Murdoch emerges from his kennel extra rumpled these days, his eyebrows low and haphazard, his beard askew, the fur at his neck swirled in not quite the right direction. He has had a rough few months.
“Sorry Murds,” I say for what feels like the millionth time as he brightens slightly when I don my boots. “It is a quick out and back in again.” He is getting better about that, but his instinct to pounce on a stick, spin around on the spot, run like the wind through the trees and egg Molly into a one-sided game of chase, still simmers just below the surface and I so desperately want to say, “Bring me a stick Murdoch! Go, go, go! Catch this ball! Run faster! Faster!”

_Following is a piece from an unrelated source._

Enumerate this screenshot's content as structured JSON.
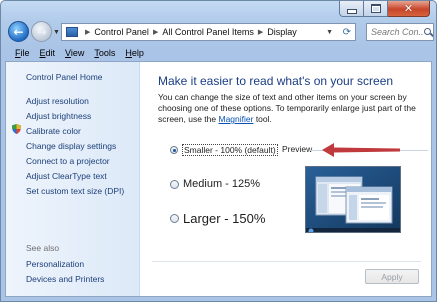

But he injured his leg in February, a slip on the ice in pursuit of a stick. He turned one way and his knee went the other. “Oh no!” I sympathized as he glanced my way and then walked back to where I stood on the bright, blankness of the snow-covered field. He wasn’t limping then, but he walked instead of running, he knew he had injured himself, and then he stood beside me, pressed his head against my leg as I lavished him with praise. “You’re a good boy Murds,” hands petting his face, running the length of his body to his back right leg. “I guess we’re going home now,” I said and then, “Whoa! No Murds, just walking,” when he tried to leap sideways as though my touch had somehow miraculously made it all better. I wish.
A week later, after not enough rest, when the weather warmed and the snow became a thinning crust of white atop a soft plunge of two feet to the forest floor below, Murdoch left the sturdy, packed trail and I winced and cursed as I watched him flail across the snow, punching through every other step, legs working too hard to buck and pull his body along. He returned to the house limping and later, when he wouldn’t put weight on that leg, I felt sick to my stomach as I imagined his carefree days of running and playing and just being Murdoch coming to an end.
“Why did I take you out today?” I asked him that night as he sat with his back legs askew and stared at me with his wide brown eyes. I would take it back if I could.
But since then he has been on leash, outside for ten minutes at the most and, while he is disgruntled about the whole thing, his leg is getting better.
“I wish we still had those leg braces Bear used,” I said to Morgan, trying to imagine Murdoch wearing the little red “cast-away pants”. But we gave those away after Bear no longer needed them.
So we wait, for now, because there is also the matter of Murdoch’s teeth, the broken ones, the pocket in his gum and, we’re pretty sure, a cavity in a molar, all leading up to a sore mouth, an impending dental surgery, and a very rumpled Murdoch.